21. Khan F, Young WG, Daley TJ. Dental erosion and bruxism. A tooth wear analysis from south east Queensland. Aust Dent J. 1998;43:117-127.
22. Strassler HE, Kihn PW, Yoon R. Conservative treatment of the worn dentition with adhesive composite resin. Contemp Esthet Restor Pract. 1999;1(4):42-52.
23. Bernardo JK, Maia EA, Cardoso AC, et al. Diagnosis and management of maxillary incisors affected by incisal wear: an interdisciplinary case report. J Esthet Restor Dent. 2002;14:331-339.
24. Ibsen RL, Ouellet DF. Restoring the worn dentition. J Esthet Dent. 1992;4:96-101.
25. Nohl FS, King PA, Harley KE, et al. Retrospective survey of resin-retained cast-metal palatal veneers for the treatment of anterior palatal tooth wear. Quintessence Int. 1997;28:7-14.
26. Cheung SP, Dimmer A. Management of the worn dentition: a further use for the resin-bonded cast metal restoration. Restorative Dent. 1988;4:76-78.
27. Stewart B. Restoration of the severely worn dentition using a systematized approach for a predictable prognosis. Int J Periodontics Restorative Dent. 1998;18:46-57.
28. Lytle JD. Clinician's index of occlusal disease: definition, recognition, and management. Int J Periodontics Restorative Dent. 1990;10:102-123.
29. Turner KA, Missirlian DM. Restoration of the extremely worn dentition. J Prosthet Dent. 1984;52:467-474.
30. Cook DA. Using crayons to educate patients about front-tooth wear patterns. J Am Dent Assoc. 1998;129:1149-1150.
31. Christensen GJ. A new technique for restoration of worn anterior teeth—1995. J Am Dent Assoc. 1995;126:1543-1546.
32. Hemmings KW, Darbar UR, Vaughan S. Tooth wear treated with direct composite restorations at an increased vertical dimension: results at 30 months. J Prosthet Dent. 2000;83:287-293.
33. Strassler HE. Cure depths compared with LED and other curing lights. J Dent Res. 2003;82(special issue A):80. Abstract 894.
34. Fan J, Dogariu A, Wang LJ. Amplified total internal reflection. Optics Express. 2003;11:299-308.

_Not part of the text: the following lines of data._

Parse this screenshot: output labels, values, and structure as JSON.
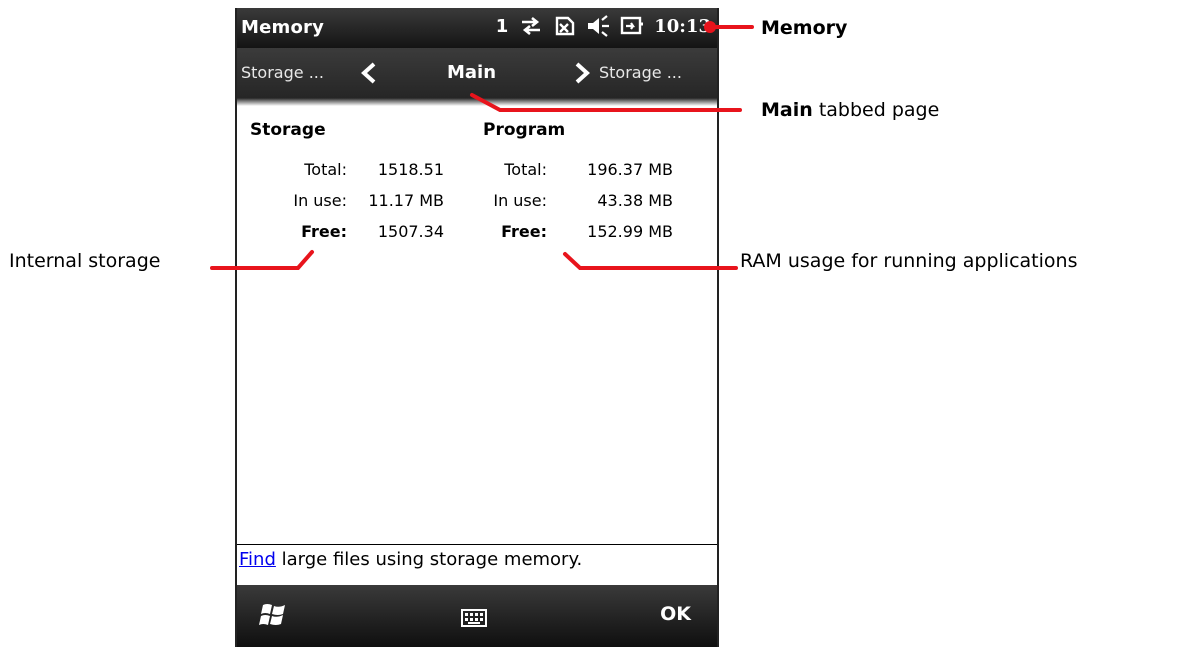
{
  "title_bar": {
    "title": "Memory",
    "notification_count": "1",
    "time": "10:13",
    "icons": [
      "sync-icon",
      "no-sim-icon",
      "speaker-muted-icon",
      "battery-charging-icon"
    ]
  },
  "tabs": {
    "previous": "Storage ...",
    "current": "Main",
    "next": "Storage ..."
  },
  "storage": {
    "heading": "Storage",
    "total_label": "Total:",
    "total_value": "1518.51",
    "in_use_label": "In use:",
    "in_use_value": "11.17 MB",
    "free_label": "Free:",
    "free_value": "1507.34"
  },
  "program": {
    "heading": "Program",
    "total_label": "Total:",
    "total_value": "196.37 MB",
    "in_use_label": "In use:",
    "in_use_value": "43.38 MB",
    "free_label": "Free:",
    "free_value": "152.99 MB"
  },
  "footer": {
    "link_text": "Find",
    "rest_text": " large files using storage memory."
  },
  "softkeys": {
    "right": "OK",
    "left_icon": "windows-start-icon",
    "center_icon": "keyboard-icon"
  },
  "callouts": {
    "memory": "Memory",
    "main_bold": "Main",
    "main_rest": " tabbed page",
    "internal": "Internal storage",
    "ram": "RAM usage for running applications"
  },
  "colors": {
    "callout_line": "#e8141c",
    "link": "#0000ee"
  }
}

Dr. Strassler is professor and director of operative dentistry, department of restorative dentistry, University of Maryland Dental School. He can be reached at This e-mail address is being protected from spambots. You need JavaScript enabled to view it .

Dr. Serio is assistant professor, department of care planning and restorative sciences, University of Mississippi School of Dentistry. She can be reached at This e-mail address is being protected from spambots. You need JavaScript enabled to view it .

Hide comment form



1000 Characters left

Antispam Refresh image Case sensitive